In National Surety Co. v. Rieves, 112 Miss. 747, 73 So. 732 (1916), an employees' fidelity bond was held invalid because of the failure of the principal to sign it, as required by the bond. Written application to the bonding company by the principal for issuance of the bond was not sufficient, and there was no waiver or estoppel of this provision. The bond was retained in the possession of the obligee bank, employer of the principal. United States F. & G. Co. v. Citizens State Bank of Moorhead, 150 Miss. 386, 116 So. 605 (1928), held that an employees' fidelity bond is in the nature of an indemnity, and is to be construed by the rules of contracts of insurance. In National Union Fire Ins. Co. v. Currie, 180 Miss. 711, 178 So. 104 (1938), it was said the liability of a surety is governed by the express terms and the extent of his undertaking. See also Maryland Casualty Co. v. Hall, 125 Miss. 792, 88 So. 407 (1921); Hartford Accident and Indemnity Co. v. Hattiesburg Hardware Stores, 49 So. 2d 813, 23 A.L.R. 2d 1053 (Miss. 1959).

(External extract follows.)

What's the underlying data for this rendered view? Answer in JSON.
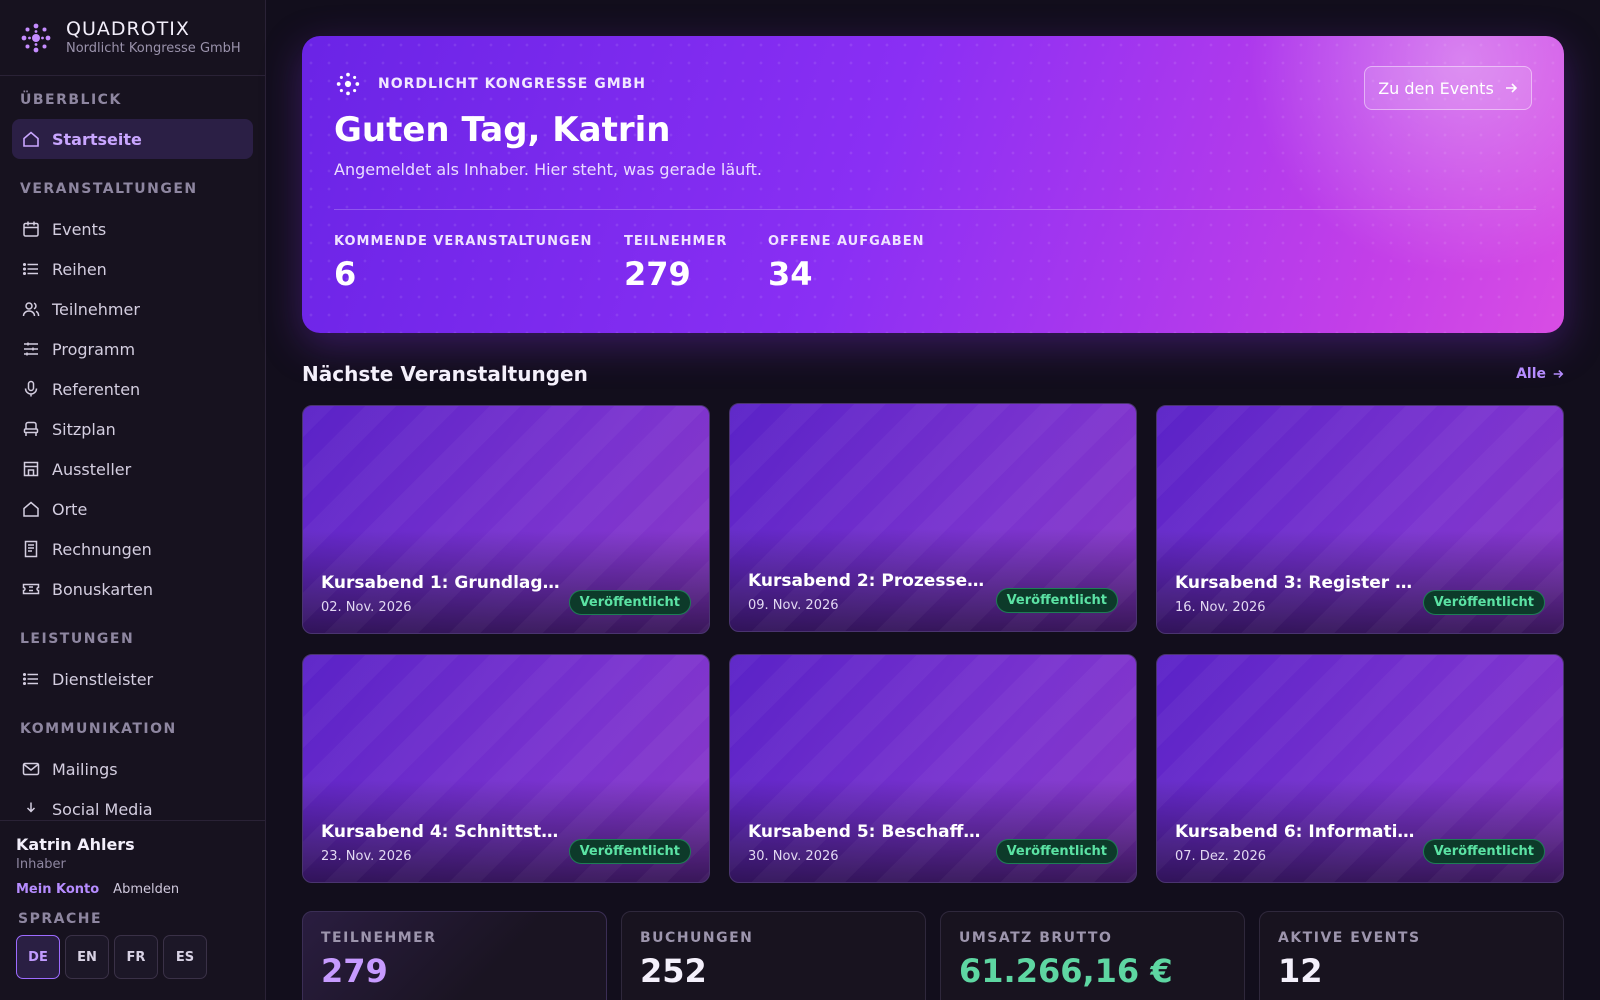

McGee v. Maryland Casualty Co., 240 Miss. 447, 127 So. 2d 656 (1961), affirmed a jury verdict for a surety on an employees' fidelity bond. It was held that the bond did not cover "loss of inventory". The checks which were not paid were given for beverages sold, and *329 were an item of indebtedness rather than a loss by fraud or dishonesty. Moreover, before the bond was executed, previous checks issued by the employee had been marked "insufficient funds" and had not been paid. It was said that, if these checks were deemed fraudulent, then the obligee had notice of the previous defalcations, and the bond expressly stated that it should not apply to any employee after the insured had knowledge he had committed any fraudulent or dishonest act.

The fact that Bulger made restitution to Gardner for the 1956 embezzlement does not affect application of the exclusion clause in the fidelity bond. The contract applies to employees known by the insured to have committed any fraudulent or dishonest act in service of the insured or otherwise. Bulger's acts fell in that category, even though he may have made restitution. Employees Liability Assurance Corp., Ltd., v. Southern Produce Co., 129 So. 2d 247 (La. Ct. App., 1961).

Affirmed.

McGehee, C.J., and Kyle, Gillespie and Rodgers, JJ., concur.